The victim, Patricia Meili was called as a witness on the stand. As she slowly made her way to the stand, it was obvious that she had been left with permanent injuries. When asked if she had memory of what happened, she said that she did not. From the attack, she lost her sense of smell, has trouble walking, and double vision. After court, Antron’s father met them on the sidewalk and offered them money for the cab, but still didn’t accompany Antron and his mother to the trial. Two detectives were called to the stand, but their stories didn’t match.
In trial, the secret DNA testing of the sock came out. The agent who tested it revealed that the semen sample in the sock didn’t match any of the defendant’s DNA. Once it was revealed that it didn’t match the boys, the court erupted in shock. Elizabeth requested to speak to Antron’s lawyer about a plea deal. Yusef stated that he won’t admit to doing something he didn’t do. The other boys agreed.
While being questioned by Raymond’s attorney, a detective said that Raymond had placed the attack at a completely different part of the park. Antron’s father finally came to the trial. He and Antron had a heated encounter in the bathroom where it becomes evident that Antron has little confidence in his father’s appearance. Antron’s father gets on the stand and tells the court what happened during questioning.
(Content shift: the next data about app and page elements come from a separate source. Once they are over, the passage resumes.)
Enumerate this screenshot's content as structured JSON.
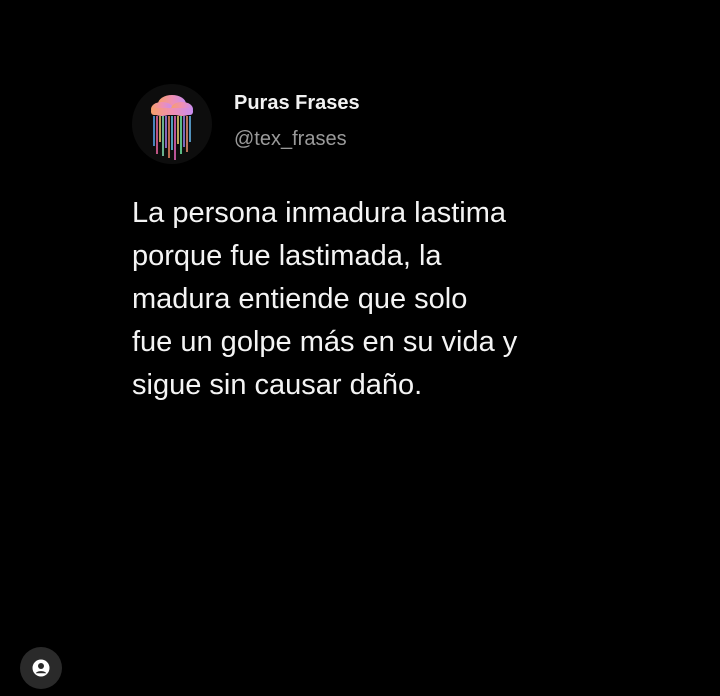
{
  "post": {
    "display_name": "Puras Frases",
    "handle": "@tex_frases",
    "text": "La persona inmadura lastima\nporque fue lastimada, la\nmadura entiende que solo\nfue un golpe más en su vida y\nsigue sin causar daño.",
    "avatar_icon": "rain-cloud-icon"
  },
  "overlay": {
    "account_icon": "user-icon"
  },
  "colors": {
    "background": "#000000",
    "text": "#f4f4f4",
    "handle": "#9a9a9a",
    "overlay_button": "#2a2a2a"
  }
}
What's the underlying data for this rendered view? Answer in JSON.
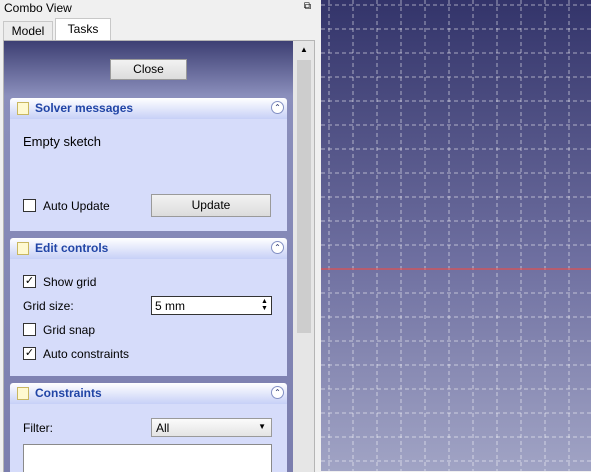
{
  "panel": {
    "title": "Combo View",
    "float_glyph": "⧉",
    "tabs": [
      {
        "label": "Model"
      },
      {
        "label": "Tasks"
      }
    ]
  },
  "close_button": "Close",
  "solver": {
    "title": "Solver messages",
    "message": "Empty sketch",
    "auto_update_label": "Auto Update",
    "auto_update_checked": false,
    "update_button": "Update"
  },
  "edit_controls": {
    "title": "Edit controls",
    "show_grid_label": "Show grid",
    "show_grid_checked": true,
    "grid_size_label": "Grid size:",
    "grid_size_value": "5 mm",
    "grid_snap_label": "Grid snap",
    "grid_snap_checked": false,
    "auto_constraints_label": "Auto constraints",
    "auto_constraints_checked": true
  },
  "constraints": {
    "title": "Constraints",
    "filter_label": "Filter:",
    "filter_value": "All"
  },
  "glyphs": {
    "collapse": "⌃",
    "check": "✓",
    "spin_up": "▲",
    "spin_down": "▼",
    "dropdown": "▼",
    "scroll_up": "▲"
  },
  "colors": {
    "section_title": "#2145a6",
    "viewport_top": "#33346a",
    "viewport_bottom": "#a1a4c5",
    "axis_line": "#e05050",
    "grid_line": "#ffffff"
  }
}
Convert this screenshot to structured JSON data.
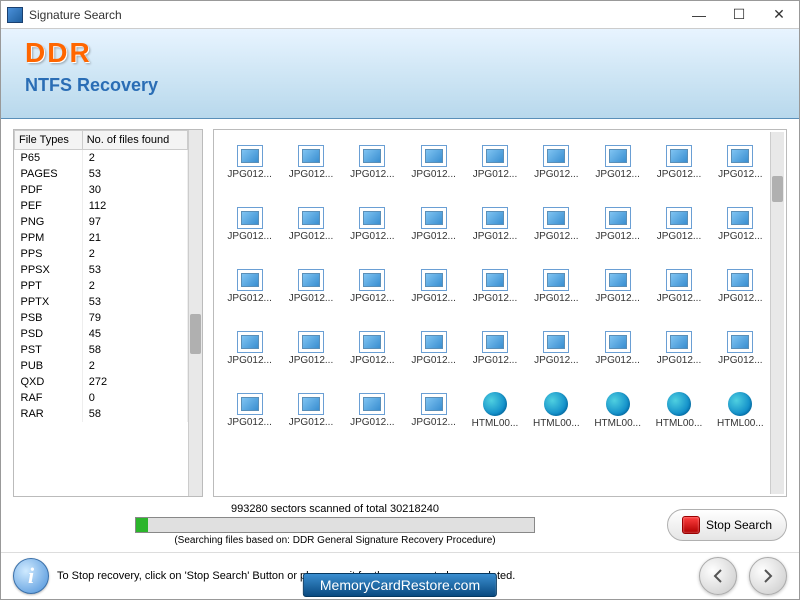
{
  "titlebar": {
    "title": "Signature Search",
    "minimize": "—",
    "maximize": "☐",
    "close": "✕"
  },
  "banner": {
    "logo": "DDR",
    "subtitle": "NTFS Recovery"
  },
  "filetypes": {
    "header_type": "File Types",
    "header_count": "No. of files found",
    "rows": [
      {
        "type": "P65",
        "count": 2
      },
      {
        "type": "PAGES",
        "count": 53
      },
      {
        "type": "PDF",
        "count": 30
      },
      {
        "type": "PEF",
        "count": 112
      },
      {
        "type": "PNG",
        "count": 97
      },
      {
        "type": "PPM",
        "count": 21
      },
      {
        "type": "PPS",
        "count": 2
      },
      {
        "type": "PPSX",
        "count": 53
      },
      {
        "type": "PPT",
        "count": 2
      },
      {
        "type": "PPTX",
        "count": 53
      },
      {
        "type": "PSB",
        "count": 79
      },
      {
        "type": "PSD",
        "count": 45
      },
      {
        "type": "PST",
        "count": 58
      },
      {
        "type": "PUB",
        "count": 2
      },
      {
        "type": "QXD",
        "count": 272
      },
      {
        "type": "RAF",
        "count": 0
      },
      {
        "type": "RAR",
        "count": 58
      }
    ]
  },
  "files": [
    {
      "name": "JPG012...",
      "kind": "img"
    },
    {
      "name": "JPG012...",
      "kind": "img"
    },
    {
      "name": "JPG012...",
      "kind": "img"
    },
    {
      "name": "JPG012...",
      "kind": "img"
    },
    {
      "name": "JPG012...",
      "kind": "img"
    },
    {
      "name": "JPG012...",
      "kind": "img"
    },
    {
      "name": "JPG012...",
      "kind": "img"
    },
    {
      "name": "JPG012...",
      "kind": "img"
    },
    {
      "name": "JPG012...",
      "kind": "img"
    },
    {
      "name": "JPG012...",
      "kind": "img"
    },
    {
      "name": "JPG012...",
      "kind": "img"
    },
    {
      "name": "JPG012...",
      "kind": "img"
    },
    {
      "name": "JPG012...",
      "kind": "img"
    },
    {
      "name": "JPG012...",
      "kind": "img"
    },
    {
      "name": "JPG012...",
      "kind": "img"
    },
    {
      "name": "JPG012...",
      "kind": "img"
    },
    {
      "name": "JPG012...",
      "kind": "img"
    },
    {
      "name": "JPG012...",
      "kind": "img"
    },
    {
      "name": "JPG012...",
      "kind": "img"
    },
    {
      "name": "JPG012...",
      "kind": "img"
    },
    {
      "name": "JPG012...",
      "kind": "img"
    },
    {
      "name": "JPG012...",
      "kind": "img"
    },
    {
      "name": "JPG012...",
      "kind": "img"
    },
    {
      "name": "JPG012...",
      "kind": "img"
    },
    {
      "name": "JPG012...",
      "kind": "img"
    },
    {
      "name": "JPG012...",
      "kind": "img"
    },
    {
      "name": "JPG012...",
      "kind": "img"
    },
    {
      "name": "JPG012...",
      "kind": "img"
    },
    {
      "name": "JPG012...",
      "kind": "img"
    },
    {
      "name": "JPG012...",
      "kind": "img"
    },
    {
      "name": "JPG012...",
      "kind": "img"
    },
    {
      "name": "JPG012...",
      "kind": "img"
    },
    {
      "name": "JPG012...",
      "kind": "img"
    },
    {
      "name": "JPG012...",
      "kind": "img"
    },
    {
      "name": "JPG012...",
      "kind": "img"
    },
    {
      "name": "JPG012...",
      "kind": "img"
    },
    {
      "name": "JPG012...",
      "kind": "img"
    },
    {
      "name": "JPG012...",
      "kind": "img"
    },
    {
      "name": "JPG012...",
      "kind": "img"
    },
    {
      "name": "JPG012...",
      "kind": "img"
    },
    {
      "name": "HTML00...",
      "kind": "html"
    },
    {
      "name": "HTML00...",
      "kind": "html"
    },
    {
      "name": "HTML00...",
      "kind": "html"
    },
    {
      "name": "HTML00...",
      "kind": "html"
    },
    {
      "name": "HTML00...",
      "kind": "html"
    }
  ],
  "progress": {
    "status": "993280 sectors scanned of total 30218240",
    "percent": 3,
    "note": "(Searching files based on:  DDR General Signature Recovery Procedure)",
    "stop_label": "Stop Search"
  },
  "footer": {
    "hint": "To Stop recovery, click on 'Stop Search' Button or please wait for the process to be completed.",
    "site": "MemoryCardRestore.com"
  }
}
He said that he lost his temper and threw a chair when Antron refused to lie. Lederer asked him questions and he struggled on the stand to the point where his statement did more harm than good. The episode ended with the boys hearing guilty verdicts.
This part was even harder to watch than the first and I know it’s only going to get more difficult.
The clips of the detectives talking about the case frustrated me. They were so proud of themselves for coercing the confessions and putting those children in such a terrible position. In my heart, I hoped that more people would be able to see their innocence, but because this is a true story, I knew what the outcome would be.
I got the impression that Fairstein wanted the boys to be punished simply because they were there. When she insisted that the DNA belonged to a sixth boy that got away, I couldn’t help but roll my eyes. It didn’t make sense to me that they didn’t explore the possibility that one person was responsible and that one person was still out there, possibly hurting other people. All the time they spent forcing false confessions and trying to prosecute innocent teenagers could have been spent trying to find the actual rapist.
Every kid needs support, and I can’t imagine going through an ordeal like this without my parents by my side. Antron’s father had abstained from being at the trial and claimed that he was “working on some things”. He also stayed out of the house and virtually disappeared from his son’s life until he showed up after half of the trial was already over. He probably didn’t want to see his son there fighting for his innocence and freedom. However, he’d also gotten extremely upset when his son refused to lie about being involved in the rape. I’m not yet why he left and can only speculate. When he did show up and get on the witness stand, his absence proved to be a major hindrance. I got the impression that Fairstein wanted the boys to be punished simply because they were there. She was very firm in that someone should be punished and didn’t seem to consider that it was best to let the five go and further pursue the one who was actually guilty.e didn’t know what was going on and was very unprepared for the questioning.
The trial really pushed and pulled on my emotions because of the small victories within (sock DNA, confusion of where the rape occurred), but I still knew the verdict was coming. The emotion on the boys’ faces was devestating. Their fates had be decided based on lies and prejudice.